"How I stopped letting anxiety control me and instead used it as a force for good to build a booming business"

Looking for beauty in the beastly.

24 Apr 2018

If you turned to social media to ween yourself off sugar, you'll be well acquainted with Sarah Wilson.

Sarah is the brains behind I Quit Sugar, the social media account, website and book that kick-started the sugar-free movement back in 2010. Sarah's wellness wisdom helped over 2.3 million people worldwide give up sugar - and now she's turning her attention to anxiety.

Sarah has penned a new book, In First, We Make the Beast Beautiful, within which she discusses the manifestations of her anxiety - insomnia, bulimia, OCD and bipolar disorder - and how embracing her condition helped her develop her successful business and live without fear.

She pulls at the thread of accepted definitions of anxiety, unravelling the notion that it is a disease that must be medicated into submissions.
Instead, she asks, can anxiety actually be a force for good? Could anxiety be re-sewn into a thing of beauty? Sarah hopes her book will encourage the myriad of sufferers of the world’s most common mental illness to thrive with anxiety, and even to delight in the possibilities it offers.

Here, she shares an exclusive extract with GLAMOUR, divulging how she used her anxiety to kick-start her into building a richer, fuller life.

Tuscani Walsh

"I did a presentation at a writer’s festival not so long ago. It was a talk about turning a passion into a business. In the Q&A at the end, the first question from the audience came from a woman in her mid-forties who leaned forward over her notebook on her lap. She was half-standing in her eagerness to have her question heard.

'On your personal blog you’ve written quite a bit about how you have anxiety. But I don’t understand how you manage to do so much, to run a business and do public talks – and stand up there like you are now – when you have anxiety.'

She paused and sat back reluctantly.

'How do you do it?'

I knew my answer.

I told her I look back now and can see that every step forward in my career has been driven by my anxiety. It leads me. It’s my internal traffic light system that tells me to ‘go’ and ‘stop’. When I feel the anxious choke at my throat, that, 'urghhhh', I know something is not for me. 'Stop!', it screams at me. In this way, my relentless anxiety – and my awareness of it – has helped me make big important decisions along the way.
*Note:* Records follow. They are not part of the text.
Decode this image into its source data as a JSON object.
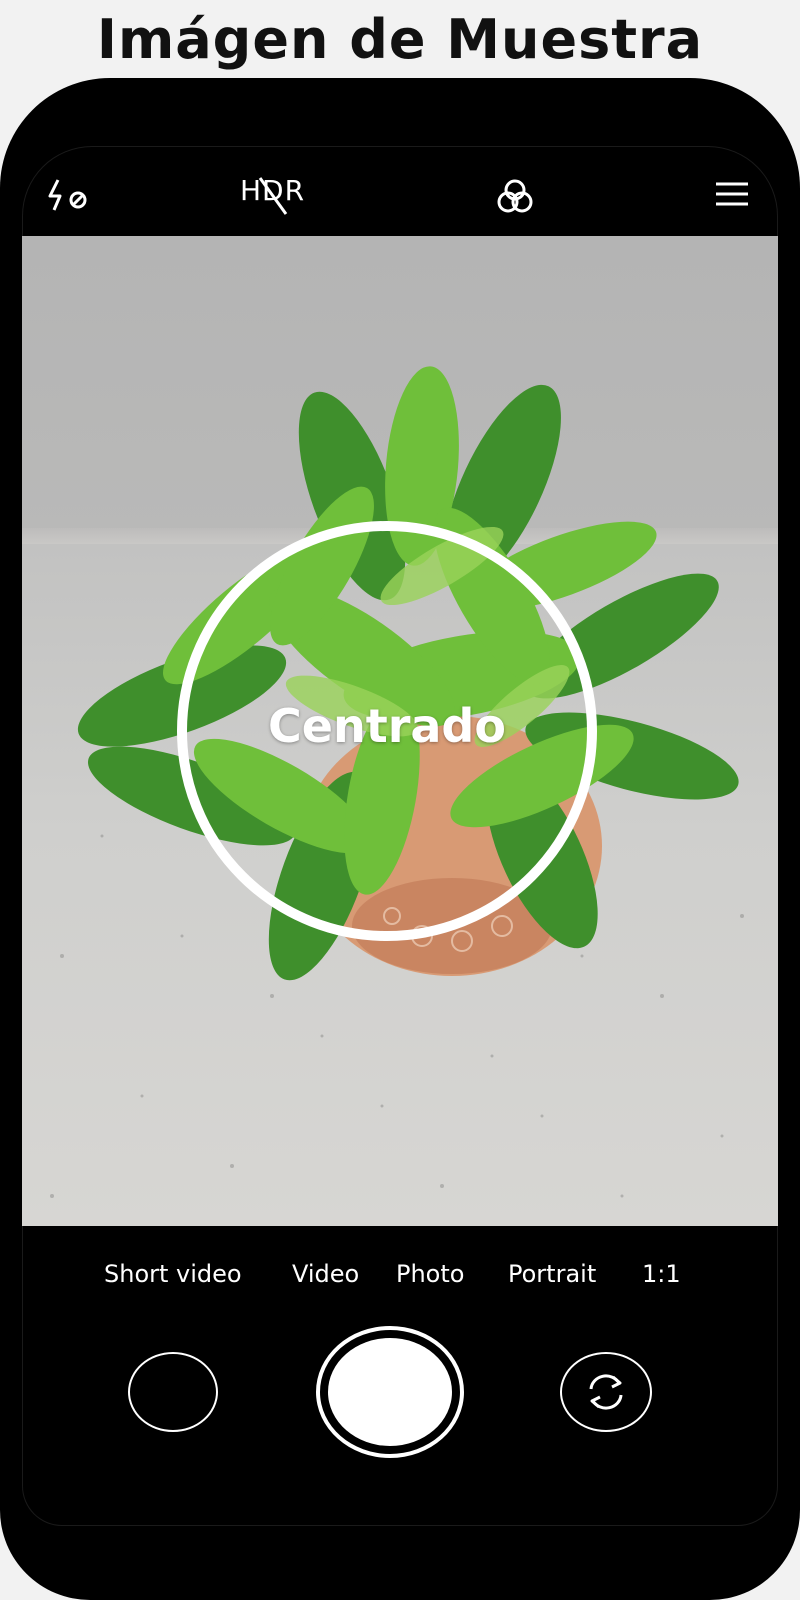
{
  "page": {
    "title": "Imágen de Muestra"
  },
  "camera": {
    "topbar": {
      "flash_icon": "flash-off-icon",
      "hdr_label": "HDR",
      "filters_icon": "filters-icon",
      "menu_icon": "menu-icon"
    },
    "viewfinder": {
      "focus_label": "Centrado"
    },
    "modes": [
      "Short video",
      "Video",
      "Photo",
      "Portrait",
      "1:1"
    ],
    "controls": {
      "gallery_icon": "gallery-thumbnail",
      "shutter_icon": "shutter-button",
      "flip_icon": "switch-camera-icon"
    }
  },
  "colors": {
    "background": "#f2f2f2",
    "phone_body": "#000000",
    "ui_foreground": "#ffffff",
    "leaf_green": "#6fbf3a",
    "pot": "#d89a74"
  }
}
Anxiety is the grist to my mill; it activates my muscles, my fire, my fight. If I didn’t wake at 4am most mornings while building my business and writing my first few books, I wouldn’t have got my product to the printers. Seriously. Those 4am awakenings, at times, have fine-tuned what I do. And if I didn’t fret until things were the best they could be, my books wouldn’t have sold.
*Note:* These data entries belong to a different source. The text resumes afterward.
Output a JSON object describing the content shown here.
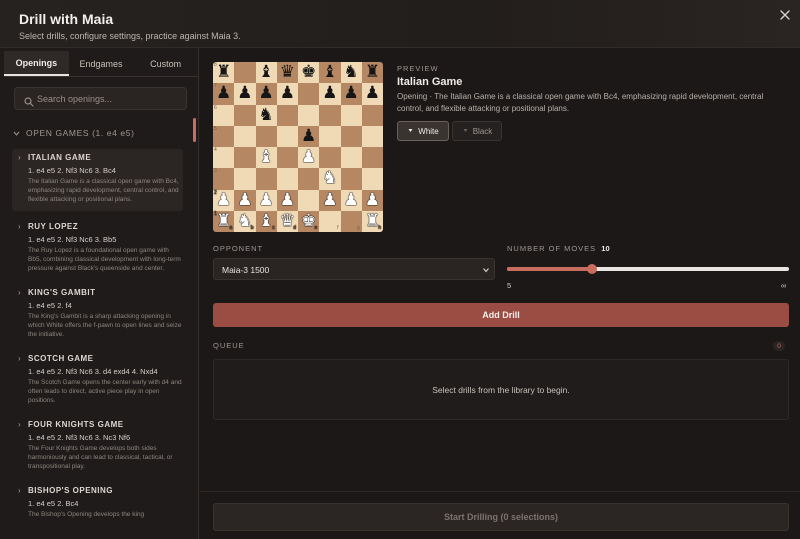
{
  "header": {
    "title": "Drill with Maia",
    "subtitle": "Select drills, configure settings, practice against Maia 3.",
    "close_icon": "close-icon"
  },
  "sidebar": {
    "tabs": [
      {
        "label": "Openings",
        "active": true
      },
      {
        "label": "Endgames",
        "active": false
      },
      {
        "label": "Custom",
        "active": false
      }
    ],
    "search": {
      "placeholder": "Search openings...",
      "value": ""
    },
    "group": {
      "label": "OPEN GAMES (1. e4 e5)"
    },
    "items": [
      {
        "name": "ITALIAN GAME",
        "moves": "1. e4 e5 2. Nf3 Nc6 3. Bc4",
        "desc": "The Italian Game is a classical open game with Bc4, emphasizing rapid development, central control, and flexible attacking or positional plans."
      },
      {
        "name": "RUY LOPEZ",
        "moves": "1. e4 e5 2. Nf3 Nc6 3. Bb5",
        "desc": "The Ruy Lopez is a foundational open game with Bb5, combining classical development with long-term pressure against Black's queenside and center."
      },
      {
        "name": "KING'S GAMBIT",
        "moves": "1. e4 e5 2. f4",
        "desc": "The King's Gambit is a sharp attacking opening in which White offers the f-pawn to open lines and seize the initiative."
      },
      {
        "name": "SCOTCH GAME",
        "moves": "1. e4 e5 2. Nf3 Nc6 3. d4 exd4 4. Nxd4",
        "desc": "The Scotch Game opens the center early with d4 and often leads to direct, active piece play in open positions."
      },
      {
        "name": "FOUR KNIGHTS GAME",
        "moves": "1. e4 e5 2. Nf3 Nc6 3. Nc3 Nf6",
        "desc": "The Four Knights Game develops both sides harmoniously and can lead to classical, tactical, or transpositional play."
      },
      {
        "name": "BISHOP'S OPENING",
        "moves": "1. e4 e5 2. Bc4",
        "desc": "The Bishop's Opening develops the king"
      }
    ]
  },
  "preview": {
    "label": "PREVIEW",
    "name": "Italian Game",
    "desc": "Opening · The Italian Game is a classical open game with Bc4, emphasizing rapid development, central control, and flexible attacking or positional plans.",
    "white_label": "White",
    "black_label": "Black",
    "selected_color": "white"
  },
  "board": {
    "rows": [
      "r.bqkbnr",
      "pppp.ppp",
      "..n.....",
      "....p...",
      "..B.P...",
      ".....N..",
      "PPPP.PPP",
      "RNBQK..R"
    ],
    "rank_labels": [
      "8",
      "7",
      "6",
      "5",
      "4",
      "3",
      "2",
      "1"
    ],
    "file_labels": [
      "a",
      "b",
      "c",
      "d",
      "e",
      "f",
      "g",
      "h"
    ]
  },
  "opponent": {
    "label": "OPPONENT",
    "value": "Maia-3 1500"
  },
  "moves": {
    "label": "NUMBER OF MOVES",
    "value": "10",
    "min_label": "5",
    "max_label": "∞",
    "fraction": 0.3
  },
  "add_button": {
    "label": "Add Drill"
  },
  "queue": {
    "label": "QUEUE",
    "count": "0",
    "empty_text": "Select drills from the library to begin."
  },
  "start_button": {
    "label": "Start Drilling (0 selections)"
  },
  "colors": {
    "accent": "#c96d5e",
    "button": "#9b4d43",
    "board_light": "#f0d9b5",
    "board_dark": "#b58863"
  }
}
Also, if I didn’t know what it was like to go down deep and dark, as I have with anxiety, I wouldn’t know how to take creative risks. The fact that I lost everything at several stages in my life to anxiety and related illness means I have little attachment to material outcomes. So when I’ve come to big forks in the road in my career, I’ve been able to take the more unconventional, true path, unadulterated by bottom-line concerns. I’ve been able to rebuild and redefine my life several times because I’ve had nothing to lose.

I explain to the woman with the notebook at the writer’s festival that, sure, I don’t know where to draw the line at times and when to rein things in. But that’s my challenge: to use the anxious fire to ignite things, but then be able to dampen it to keep things burning steadily.

I think anxiety pushes us. It exists to do so – it helps us friggin’ fire up. Even when it makes us stall with terror, it eventually makes conditions so unbearable that we ricochet off to a new important direction. Eventually."